A phenomenally well-written and character-driven piece. This is director Joel Schumacher’s most beautifully crafted film since 2003’s Veronica Guerin (although, I do hold a special place in my heart for 2004’s The Phantom of the Opera and its bombastic finesse). This is also Schumacher’s most intricate script he has adapted for the screen in years. Based on 17-year old Nick McDonnell’s novel (think about that for a second… a 17 year old’s acclaimed novel put to screen), this is a fine example of a complex set of characters all heading in one direction: doom.
However like Fight Club and Pi, there are lessons to be learned here through a rare example of useful narration. In most cases, the narration can prove fatal to a film by mucking up the audience’s ability to feel through the story or the idea that the constant interior monologues lose sight of the rule, “actions speak louder than words.” This rule still applies because it does not merely tell what is going on, nor does it interfere with the film’s emotional progressions. In fact, it may enhance them, which is why the novel is an important element to consider here. Most of Kiefer Sutherland’s verses heard throughout the film feel like the verse of a novel; highlighting certain thoughts and creating emphasis on ideas. These characters are doing and thinking, but not everything they are thinking is said outloud or even expressed through action. A quiet thought from a character is expressed through the narration and points out how Chace Crawford’s character wishes he could jump from one NY rooftop to another, but he knows he will never do this. The audience might not understand this concept even through Schumacher’s lovely visuals of Crawford peering over rooftops, so the line is a neat form of help to understand the characters’ feelings.

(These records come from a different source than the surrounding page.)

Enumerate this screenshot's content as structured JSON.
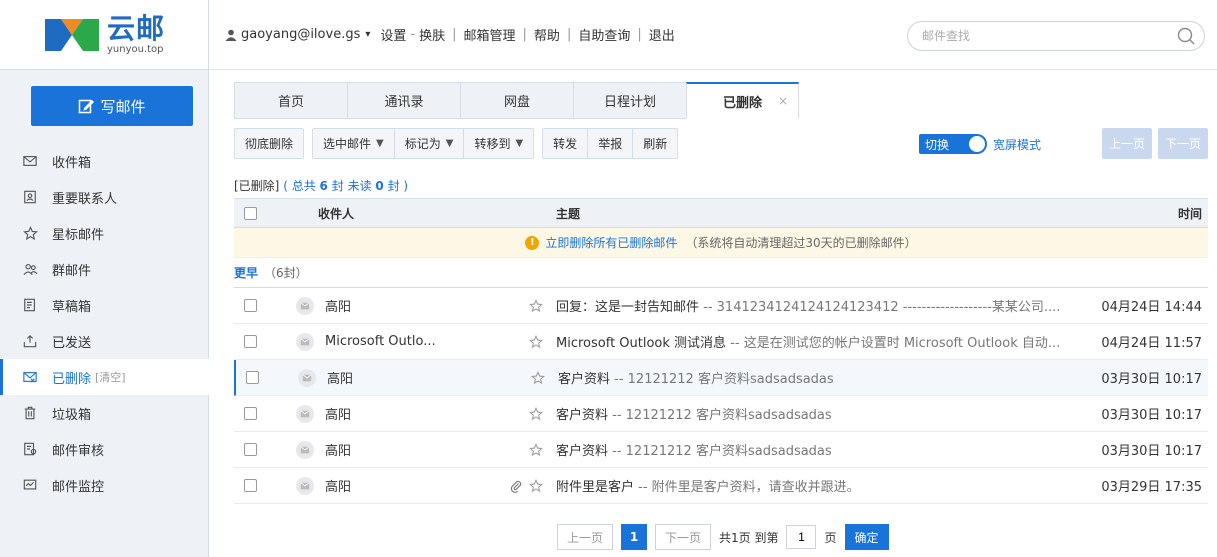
{
  "brand": {
    "name_cn": "云邮",
    "name_en": "yunyou.top"
  },
  "sidebar": {
    "compose_label": "写邮件",
    "items": [
      {
        "label": "收件箱",
        "icon": "inbox-icon"
      },
      {
        "label": "重要联系人",
        "icon": "contact-icon"
      },
      {
        "label": "星标邮件",
        "icon": "star-icon"
      },
      {
        "label": "群邮件",
        "icon": "group-icon"
      },
      {
        "label": "草稿箱",
        "icon": "draft-icon"
      },
      {
        "label": "已发送",
        "icon": "sent-icon"
      },
      {
        "label": "已删除",
        "icon": "deleted-icon",
        "extra": "[清空]"
      },
      {
        "label": "垃圾箱",
        "icon": "trash-icon"
      },
      {
        "label": "邮件审核",
        "icon": "audit-icon"
      },
      {
        "label": "邮件监控",
        "icon": "monitor-icon"
      }
    ]
  },
  "topbar": {
    "user": "gaoyang@ilove.gs",
    "dropdown": "▾",
    "links": [
      "设置",
      "换肤",
      "邮箱管理",
      "帮助",
      "自助查询",
      "退出"
    ],
    "settings_dash": "-",
    "search_placeholder": "邮件查找"
  },
  "tabs": [
    {
      "label": "首页"
    },
    {
      "label": "通讯录"
    },
    {
      "label": "网盘"
    },
    {
      "label": "日程计划"
    },
    {
      "label": "已删除",
      "close": "×"
    }
  ],
  "toolbar": {
    "delete_forever": "彻底删除",
    "select_mail": "选中邮件",
    "mark_as": "标记为",
    "move_to": "转移到",
    "caret": "▼",
    "forward": "转发",
    "report": "举报",
    "refresh": "刷新",
    "toggle_label": "切换",
    "toggle_text": "宽屏模式",
    "prev": "上一页",
    "next": "下一页"
  },
  "info": {
    "prefix": "[已删除]",
    "open": "( 总共",
    "total": "6",
    "unit1": "封",
    "unread_label": "未读",
    "unread": "0",
    "unit2": "封 )"
  },
  "table": {
    "headers": {
      "recipient": "收件人",
      "subject": "主题",
      "time": "时间"
    },
    "notice": {
      "link": "立即删除所有已删除邮件",
      "note": "（系统将自动清理超过30天的已删除邮件）"
    },
    "group": {
      "label": "更早",
      "count": "（6封）"
    },
    "rows": [
      {
        "sender": "高阳",
        "subject": "回复：这是一封告知邮件",
        "summary": " -- 3141234124124124123412 -------------------某某公司....",
        "time": "04月24日 14:44",
        "attach": false
      },
      {
        "sender": "Microsoft Outlo...",
        "subject": "Microsoft Outlook 测试消息",
        "summary": " -- 这是在测试您的帐户设置时 Microsoft Outlook 自动...",
        "time": "04月24日 11:57",
        "attach": false
      },
      {
        "sender": "高阳",
        "subject": "客户资料",
        "summary": " -- 12121212  客户资料sadsadsadas",
        "time": "03月30日 10:17",
        "attach": false
      },
      {
        "sender": "高阳",
        "subject": "客户资料",
        "summary": " -- 12121212 客户资料sadsadsadas",
        "time": "03月30日 10:17",
        "attach": false
      },
      {
        "sender": "高阳",
        "subject": "客户资料",
        "summary": " -- 12121212 客户资料sadsadsadas",
        "time": "03月30日 10:17",
        "attach": false
      },
      {
        "sender": "高阳",
        "subject": "附件里是客户",
        "summary": " -- 附件里是客户资料，请查收并跟进。",
        "time": "03月29日 17:35",
        "attach": true
      }
    ]
  },
  "pager": {
    "prev": "上一页",
    "current": "1",
    "next": "下一页",
    "total_text": "共1页 到第",
    "page_value": "1",
    "page_unit": "页",
    "confirm": "确定"
  },
  "colors": {
    "accent": "#1a73d9",
    "sidebar_bg": "#eef2f7",
    "notice_bg": "#fdf8e6"
  }
}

The title, Twelve, is also interesting to ponder. It clearly refers to the drugs Crawford begins to handle that in fact only one other girl (played by a precocious Emily Meade) uses, but it may also refer to 12 important characters. There seems to be a lot more characters than that, but somehow the screenplay by Jordan Melamed seems to balance every character arc without losing track of each kid’s identity. This is also a triumphant example of casting. There are superb performances by the young cast of Chace Crawford, Emma Roberts, Emily Meade, Rory Culkin, Esti Ginzburg, Billy Magnussen, Philip Ettinger, Maxx Brawer, Jeremy Allen White, Nico Tortorella, a fun appearance of Ellen Barkin, and an intriguing performance by Curtis “50 Cent” Jackson. I believe that’s 12 characters. Painted in Joel Schumacher’s trademark neon palette (wonderful work by cinematographer Steven Fierberg), this is a film that will paint abstract memories in your head as well as remind you why life is worthy of good memories and not dark, unimportant ones.